Illustration of human viscera by Paulo Mascagni, from his Anatomia Universa (1823-31) – Source: Wellcome Library, London.
Paolo Mascagni (January 25, 1755 – October 19, 1815) was an Italian physician and anatomist. He is most well known for publishing the first complete description of the lymphatic system.
Mascagni was born in the comune of Pomarance (in the Province of Pisa) to Aurelio Mascagni and Elisabetta Burroni, both belonging to old gentry families of Chiusdino.
He studied philosophy and medicine at the University of Siena. Upon graduating in 1777, renowned anatomist Pietro Tabarrini took Mascagni as an assistant. Upon Tabarrini’s death in 1780, Mascagni was appointed as an anatomy lecturer at the University of Siena.
As a young man, Mascagni was interested in geological sciences, as evidenced by his several papers on the Lagoni (thermal springs) of Siena and Volterra. Upon graduation, he turned his interest to the human lymphatic system. His many discoveries in this field led to the composition and publication of Vasorum lymphaticorum corporis humani historia et iconographia in 1787.
For this reason, he spent seven months in prison after the French were expelled. Mascagni was freed from prison by a motu proprio of the King of Etruria, who on October 22, 1801 appointed Mascagni a professor of anatomy at the University of Pisa, with the additional charge of lecturing twice a week at the Hospital of Santa Maria Nuova in Florence.
In 1807, Mascagni was appointed professor of anatomy at the University of Florence. There, he wrote Treatise of Anatomy.
In the 1950s, photojournalist Lennart Nilsson set out to capture the earliest stages of existence.
In April 1965, Life magazine put a photograph called Foetus 18 Weeks on its cover and caused a sensation.
The issue was a spectacular success, the fastest-selling copy in Life’s entire history. In crystal clear detail, the picture showed a foetus in its amniotic sac, with its umbilical cord winding off to the placenta.
The unborn child, floating in a seemingly cosmic backdrop, appears vulnerable yet serene. Its eyes are closed and its tiny, perfectly formed fists are clutched to its chest.
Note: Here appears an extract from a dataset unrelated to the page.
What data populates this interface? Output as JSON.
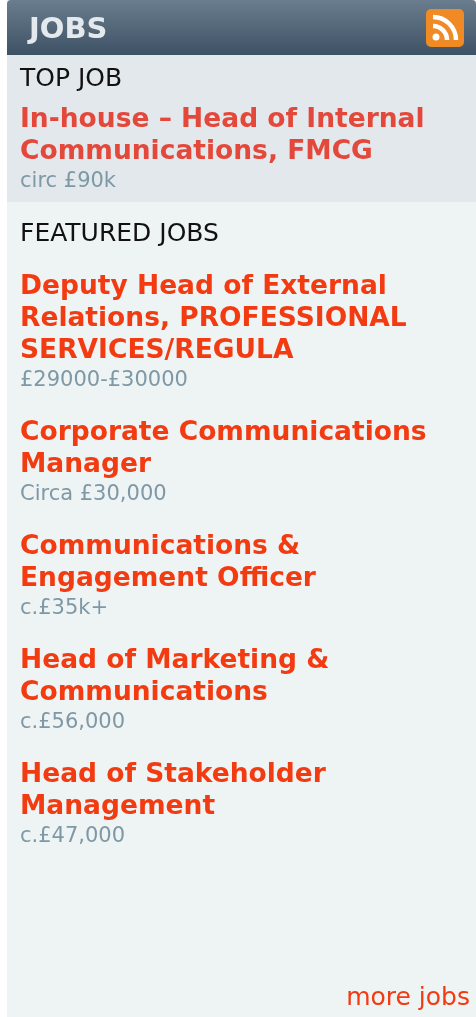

Capturing that most universal of subjects, our own creation, Foetus 18 Weeks was one of the 20th century’s great photographs, as emotive as it was technically impressive, even by today’s standards.
And its impact was enormous, growing into something its creator struggled to control, as the image was hijacked by the fledgling anti-abortion movement.
Foetus 18 Weeks was taken by Lennart Nilsson, part of an astonishing series of prenatal pictures by this visionary Swedish photojournalist. His groundbreaking pictures have now reached a whole new generation, having just been shown at the Paris Photo art fair, the first time they have ever been exhibited outside Sweden.
Not long ago, a precious packet of blood traveled more than 7,000 miles by special courier, from America to Australia, to save the life of a newborn. Months before the delivery date, a routine checkup of the mom-to-be had revealed that the fetus suffered from hemolytic disease.
Doctors knew that the baby would need a blood transfusion immediately after delivery. The problem was, the baby’s blood type was so rare that there wasn’t a single compatible donor in all of Australia.
A request for compatible blood was sent first to England, where a global database search identified a potential donor in the United States.
From there, the request was forwarded to the American Rare Donor Program, directed by Sandra Nance. The ARDP had compatible frozen blood on hand, but Nance knew that a frozen bag might rupture in transit.
So her organization reached out to the compatible donor, collected half a liter of fresh blood, and shipped it across the Pacific. When the mother came in to give birth, the blood was waiting. “It was just magic,” Nance says.
You’re probably aware of eight basic blood types: A, AB, B and O, each of which can be “positive” or “negative.” They’re the most important, because a patient who receives ABO +/– incompatible blood very often experiences a dangerous immune reaction.
For the sake of simplicity, these are the types that organizations like the Red Cross usually talk about. But this system turns out to be a big oversimplification.
Each of these eight types of blood can be subdivided into many distinct varieties. There are millions in all, each classified according to the little markers called antigens that coat the surface of red blood cells.
AB blood contains A and B antigens, while O blood doesn’t contain either; “positive” blood contains the Rhesus D antigen, while “negative” blood lacks it. Patients shouldn’t receive antigens that their own blood lacks—otherwise their immune system may recognize the blood as foreign and develop antibodies to attack it.
That’s why medical professionals pay attention to blood types in the first place, and why compatible blood was so important for the baby in Australia. There are in fact hundreds of antigens that fall into 33 recognized antigen systems, many of which can cause dangerous reactions during transfusion.
One person’s blood can contain a long list of antigens, which means that a fully specified blood type has to be written out antigen by antigen—for example, O, r”r”, K:–1, Jk(b-).
Try fitting that into that little space on your Red Cross card.